## WORK TO BE COMPLETED
The answer must be every entry, given again word for word.

## Component data from apps and pages
--------------------------------
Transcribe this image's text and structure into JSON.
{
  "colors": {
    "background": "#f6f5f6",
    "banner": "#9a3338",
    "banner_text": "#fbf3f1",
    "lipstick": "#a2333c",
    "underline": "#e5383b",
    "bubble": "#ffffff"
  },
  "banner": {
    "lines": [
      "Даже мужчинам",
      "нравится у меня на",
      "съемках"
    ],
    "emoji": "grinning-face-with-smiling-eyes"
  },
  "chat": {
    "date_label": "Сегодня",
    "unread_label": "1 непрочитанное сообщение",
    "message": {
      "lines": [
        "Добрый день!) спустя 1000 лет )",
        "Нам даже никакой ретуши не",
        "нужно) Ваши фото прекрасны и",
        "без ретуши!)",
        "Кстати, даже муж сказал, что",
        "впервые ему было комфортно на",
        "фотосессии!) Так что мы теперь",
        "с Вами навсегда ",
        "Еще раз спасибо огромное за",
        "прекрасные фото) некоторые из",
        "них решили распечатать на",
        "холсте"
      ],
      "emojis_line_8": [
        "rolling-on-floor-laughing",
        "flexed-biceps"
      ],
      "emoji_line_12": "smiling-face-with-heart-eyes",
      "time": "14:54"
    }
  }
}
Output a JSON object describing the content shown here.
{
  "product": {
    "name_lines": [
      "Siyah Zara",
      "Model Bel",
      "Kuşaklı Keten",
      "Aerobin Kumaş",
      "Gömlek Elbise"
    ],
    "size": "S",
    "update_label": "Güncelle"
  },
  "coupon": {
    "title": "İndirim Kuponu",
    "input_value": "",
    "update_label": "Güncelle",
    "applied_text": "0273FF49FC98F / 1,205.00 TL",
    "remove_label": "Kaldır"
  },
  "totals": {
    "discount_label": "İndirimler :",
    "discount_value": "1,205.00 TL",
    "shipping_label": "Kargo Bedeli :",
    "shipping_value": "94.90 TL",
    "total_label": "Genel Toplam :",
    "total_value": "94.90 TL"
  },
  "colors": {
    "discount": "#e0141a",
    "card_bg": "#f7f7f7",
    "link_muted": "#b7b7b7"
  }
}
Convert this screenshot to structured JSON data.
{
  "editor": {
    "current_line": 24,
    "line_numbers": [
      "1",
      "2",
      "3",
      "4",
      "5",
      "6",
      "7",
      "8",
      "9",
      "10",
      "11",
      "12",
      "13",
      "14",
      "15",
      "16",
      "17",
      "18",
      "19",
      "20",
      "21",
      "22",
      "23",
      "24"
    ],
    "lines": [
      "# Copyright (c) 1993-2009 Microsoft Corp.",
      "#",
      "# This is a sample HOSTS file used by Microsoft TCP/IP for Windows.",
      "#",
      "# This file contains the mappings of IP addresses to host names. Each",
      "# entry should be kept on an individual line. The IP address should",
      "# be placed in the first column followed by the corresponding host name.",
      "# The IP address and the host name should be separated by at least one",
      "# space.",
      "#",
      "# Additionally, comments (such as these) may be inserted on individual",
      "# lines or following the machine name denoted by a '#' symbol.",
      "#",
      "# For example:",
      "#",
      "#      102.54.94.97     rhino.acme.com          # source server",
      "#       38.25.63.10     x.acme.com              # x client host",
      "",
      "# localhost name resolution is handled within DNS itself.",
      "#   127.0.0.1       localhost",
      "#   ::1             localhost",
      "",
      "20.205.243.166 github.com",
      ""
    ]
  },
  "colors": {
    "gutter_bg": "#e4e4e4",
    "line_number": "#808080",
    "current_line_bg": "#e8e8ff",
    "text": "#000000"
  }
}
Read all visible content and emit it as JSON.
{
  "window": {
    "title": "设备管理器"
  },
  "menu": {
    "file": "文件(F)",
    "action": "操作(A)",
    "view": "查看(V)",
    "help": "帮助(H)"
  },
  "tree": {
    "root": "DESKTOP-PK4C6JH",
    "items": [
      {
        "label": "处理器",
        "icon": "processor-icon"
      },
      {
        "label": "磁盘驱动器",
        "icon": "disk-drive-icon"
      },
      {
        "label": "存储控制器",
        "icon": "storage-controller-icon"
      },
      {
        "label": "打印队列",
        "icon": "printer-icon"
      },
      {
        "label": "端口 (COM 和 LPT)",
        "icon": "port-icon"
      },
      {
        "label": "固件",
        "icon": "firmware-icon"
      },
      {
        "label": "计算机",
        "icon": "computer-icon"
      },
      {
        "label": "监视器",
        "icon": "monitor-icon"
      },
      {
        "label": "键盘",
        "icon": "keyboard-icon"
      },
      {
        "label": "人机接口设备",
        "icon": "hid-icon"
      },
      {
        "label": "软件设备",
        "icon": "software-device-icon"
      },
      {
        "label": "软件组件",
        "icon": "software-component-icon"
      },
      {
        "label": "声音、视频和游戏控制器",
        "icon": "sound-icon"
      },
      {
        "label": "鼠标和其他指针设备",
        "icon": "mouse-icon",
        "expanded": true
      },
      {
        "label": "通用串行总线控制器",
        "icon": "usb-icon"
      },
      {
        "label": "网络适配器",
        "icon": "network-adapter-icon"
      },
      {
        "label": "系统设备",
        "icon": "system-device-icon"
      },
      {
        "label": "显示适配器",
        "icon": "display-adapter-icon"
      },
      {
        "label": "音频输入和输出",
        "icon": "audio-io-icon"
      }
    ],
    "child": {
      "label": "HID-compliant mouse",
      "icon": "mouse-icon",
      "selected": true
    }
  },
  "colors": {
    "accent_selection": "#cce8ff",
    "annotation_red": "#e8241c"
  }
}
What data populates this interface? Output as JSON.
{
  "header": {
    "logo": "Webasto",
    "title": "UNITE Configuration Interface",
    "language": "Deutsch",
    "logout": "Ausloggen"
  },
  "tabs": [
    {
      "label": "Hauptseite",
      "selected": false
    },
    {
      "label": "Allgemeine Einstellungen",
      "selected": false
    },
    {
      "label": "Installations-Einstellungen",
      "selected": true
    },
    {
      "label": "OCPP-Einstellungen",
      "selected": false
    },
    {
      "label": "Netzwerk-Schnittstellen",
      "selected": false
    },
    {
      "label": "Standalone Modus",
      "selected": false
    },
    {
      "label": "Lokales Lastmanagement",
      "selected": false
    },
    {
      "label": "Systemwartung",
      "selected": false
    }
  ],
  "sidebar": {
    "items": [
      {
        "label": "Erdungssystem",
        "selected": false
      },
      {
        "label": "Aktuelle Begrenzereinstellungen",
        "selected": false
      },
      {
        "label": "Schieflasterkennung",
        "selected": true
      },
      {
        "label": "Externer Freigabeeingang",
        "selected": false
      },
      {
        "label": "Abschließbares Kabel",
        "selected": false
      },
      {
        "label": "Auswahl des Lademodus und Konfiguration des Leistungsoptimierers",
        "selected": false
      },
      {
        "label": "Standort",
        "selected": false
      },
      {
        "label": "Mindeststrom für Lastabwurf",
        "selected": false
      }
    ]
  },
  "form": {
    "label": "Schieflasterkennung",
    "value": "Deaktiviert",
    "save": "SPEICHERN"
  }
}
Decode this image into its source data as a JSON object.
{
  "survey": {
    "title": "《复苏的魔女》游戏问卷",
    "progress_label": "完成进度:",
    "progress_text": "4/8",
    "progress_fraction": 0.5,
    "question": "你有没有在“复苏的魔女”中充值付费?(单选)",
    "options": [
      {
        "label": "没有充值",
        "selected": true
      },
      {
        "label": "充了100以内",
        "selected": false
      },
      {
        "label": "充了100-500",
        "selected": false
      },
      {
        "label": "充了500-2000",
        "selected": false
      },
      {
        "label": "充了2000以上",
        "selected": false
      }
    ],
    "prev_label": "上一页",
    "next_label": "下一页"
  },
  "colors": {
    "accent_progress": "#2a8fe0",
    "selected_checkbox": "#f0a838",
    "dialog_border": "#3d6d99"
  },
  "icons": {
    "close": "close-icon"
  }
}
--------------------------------
## ANSWER AREA
Transcribe this image's text and structure into JSON.
{
  "colors": {
    "background": "#f6f5f6",
    "banner": "#9a3338",
    "banner_text": "#fbf3f1",
    "lipstick": "#a2333c",
    "underline": "#e5383b",
    "bubble": "#ffffff"
  },
  "banner": {
    "lines": [
      "Даже мужчинам",
      "нравится у меня на",
      "съемках"
    ],
    "emoji": "grinning-face-with-smiling-eyes"
  },
  "chat": {
    "date_label": "Сегодня",
    "unread_label": "1 непрочитанное сообщение",
    "message": {
      "lines": [
        "Добрый день!) спустя 1000 лет )",
        "Нам даже никакой ретуши не",
        "нужно) Ваши фото прекрасны и",
        "без ретуши!)",
        "Кстати, даже муж сказал, что",
        "впервые ему было комфортно на",
        "фотосессии!) Так что мы теперь",
        "с Вами навсегда ",
        "Еще раз спасибо огромное за",
        "прекрасные фото) некоторые из",
        "них решили распечатать на",
        "холсте"
      ],
      "emojis_line_8": [
        "rolling-on-floor-laughing",
        "flexed-biceps"
      ],
      "emoji_line_12": "smiling-face-with-heart-eyes",
      "time": "14:54"
    }
  }
}
Output a JSON object describing the content shown here.
{
  "product": {
    "name_lines": [
      "Siyah Zara",
      "Model Bel",
      "Kuşaklı Keten",
      "Aerobin Kumaş",
      "Gömlek Elbise"
    ],
    "size": "S",
    "update_label": "Güncelle"
  },
  "coupon": {
    "title": "İndirim Kuponu",
    "input_value": "",
    "update_label": "Güncelle",
    "applied_text": "0273FF49FC98F / 1,205.00 TL",
    "remove_label": "Kaldır"
  },
  "totals": {
    "discount_label": "İndirimler :",
    "discount_value": "1,205.00 TL",
    "shipping_label": "Kargo Bedeli :",
    "shipping_value": "94.90 TL",
    "total_label": "Genel Toplam :",
    "total_value": "94.90 TL"
  },
  "colors": {
    "discount": "#e0141a",
    "card_bg": "#f7f7f7",
    "link_muted": "#b7b7b7"
  }
}
Convert this screenshot to structured JSON data.
{
  "editor": {
    "current_line": 24,
    "line_numbers": [
      "1",
      "2",
      "3",
      "4",
      "5",
      "6",
      "7",
      "8",
      "9",
      "10",
      "11",
      "12",
      "13",
      "14",
      "15",
      "16",
      "17",
      "18",
      "19",
      "20",
      "21",
      "22",
      "23",
      "24"
    ],
    "lines": [
      "# Copyright (c) 1993-2009 Microsoft Corp.",
      "#",
      "# This is a sample HOSTS file used by Microsoft TCP/IP for Windows.",
      "#",
      "# This file contains the mappings of IP addresses to host names. Each",
      "# entry should be kept on an individual line. The IP address should",
      "# be placed in the first column followed by the corresponding host name.",
      "# The IP address and the host name should be separated by at least one",
      "# space.",
      "#",
      "# Additionally, comments (such as these) may be inserted on individual",
      "# lines or following the machine name denoted by a '#' symbol.",
      "#",
      "# For example:",
      "#",
      "#      102.54.94.97     rhino.acme.com          # source server",
      "#       38.25.63.10     x.acme.com              # x client host",
      "",
      "# localhost name resolution is handled within DNS itself.",
      "#   127.0.0.1       localhost",
      "#   ::1             localhost",
      "",
      "20.205.243.166 github.com",
      ""
    ]
  },
  "colors": {
    "gutter_bg": "#e4e4e4",
    "line_number": "#808080",
    "current_line_bg": "#e8e8ff",
    "text": "#000000"
  }
}
Read all visible content and emit it as JSON.
{
  "window": {
    "title": "设备管理器"
  },
  "menu": {
    "file": "文件(F)",
    "action": "操作(A)",
    "view": "查看(V)",
    "help": "帮助(H)"
  },
  "tree": {
    "root": "DESKTOP-PK4C6JH",
    "items": [
      {
        "label": "处理器",
        "icon": "processor-icon"
      },
      {
        "label": "磁盘驱动器",
        "icon": "disk-drive-icon"
      },
      {
        "label": "存储控制器",
        "icon": "storage-controller-icon"
      },
      {
        "label": "打印队列",
        "icon": "printer-icon"
      },
      {
        "label": "端口 (COM 和 LPT)",
        "icon": "port-icon"
      },
      {
        "label": "固件",
        "icon": "firmware-icon"
      },
      {
        "label": "计算机",
        "icon": "computer-icon"
      },
      {
        "label": "监视器",
        "icon": "monitor-icon"
      },
      {
        "label": "键盘",
        "icon": "keyboard-icon"
      },
      {
        "label": "人机接口设备",
        "icon": "hid-icon"
      },
      {
        "label": "软件设备",
        "icon": "software-device-icon"
      },
      {
        "label": "软件组件",
        "icon": "software-component-icon"
      },
      {
        "label": "声音、视频和游戏控制器",
        "icon": "sound-icon"
      },
      {
        "label": "鼠标和其他指针设备",
        "icon": "mouse-icon",
        "expanded": true
      },
      {
        "label": "通用串行总线控制器",
        "icon": "usb-icon"
      },
      {
        "label": "网络适配器",
        "icon": "network-adapter-icon"
      },
      {
        "label": "系统设备",
        "icon": "system-device-icon"
      },
      {
        "label": "显示适配器",
        "icon": "display-adapter-icon"
      },
      {
        "label": "音频输入和输出",
        "icon": "audio-io-icon"
      }
    ],
    "child": {
      "label": "HID-compliant mouse",
      "icon": "mouse-icon",
      "selected": true
    }
  },
  "colors": {
    "accent_selection": "#cce8ff",
    "annotation_red": "#e8241c"
  }
}
What data populates this interface? Output as JSON.
{
  "header": {
    "logo": "Webasto",
    "title": "UNITE Configuration Interface",
    "language": "Deutsch",
    "logout": "Ausloggen"
  },
  "tabs": [
    {
      "label": "Hauptseite",
      "selected": false
    },
    {
      "label": "Allgemeine Einstellungen",
      "selected": false
    },
    {
      "label": "Installations-Einstellungen",
      "selected": true
    },
    {
      "label": "OCPP-Einstellungen",
      "selected": false
    },
    {
      "label": "Netzwerk-Schnittstellen",
      "selected": false
    },
    {
      "label": "Standalone Modus",
      "selected": false
    },
    {
      "label": "Lokales Lastmanagement",
      "selected": false
    },
    {
      "label": "Systemwartung",
      "selected": false
    }
  ],
  "sidebar": {
    "items": [
      {
        "label": "Erdungssystem",
        "selected": false
      },
      {
        "label": "Aktuelle Begrenzereinstellungen",
        "selected": false
      },
      {
        "label": "Schieflasterkennung",
        "selected": true
      },
      {
        "label": "Externer Freigabeeingang",
        "selected": false
      },
      {
        "label": "Abschließbares Kabel",
        "selected": false
      },
      {
        "label": "Auswahl des Lademodus und Konfiguration des Leistungsoptimierers",
        "selected": false
      },
      {
        "label": "Standort",
        "selected": false
      },
      {
        "label": "Mindeststrom für Lastabwurf",
        "selected": false
      }
    ]
  },
  "form": {
    "label": "Schieflasterkennung",
    "value": "Deaktiviert",
    "save": "SPEICHERN"
  }
}
Decode this image into its source data as a JSON object.
{
  "survey": {
    "title": "《复苏的魔女》游戏问卷",
    "progress_label": "完成进度:",
    "progress_text": "4/8",
    "progress_fraction": 0.5,
    "question": "你有没有在“复苏的魔女”中充值付费?(单选)",
    "options": [
      {
        "label": "没有充值",
        "selected": true
      },
      {
        "label": "充了100以内",
        "selected": false
      },
      {
        "label": "充了100-500",
        "selected": false
      },
      {
        "label": "充了500-2000",
        "selected": false
      },
      {
        "label": "充了2000以上",
        "selected": false
      }
    ],
    "prev_label": "上一页",
    "next_label": "下一页"
  },
  "colors": {
    "accent_progress": "#2a8fe0",
    "selected_checkbox": "#f0a838",
    "dialog_border": "#3d6d99"
  },
  "icons": {
    "close": "close-icon"
  }
}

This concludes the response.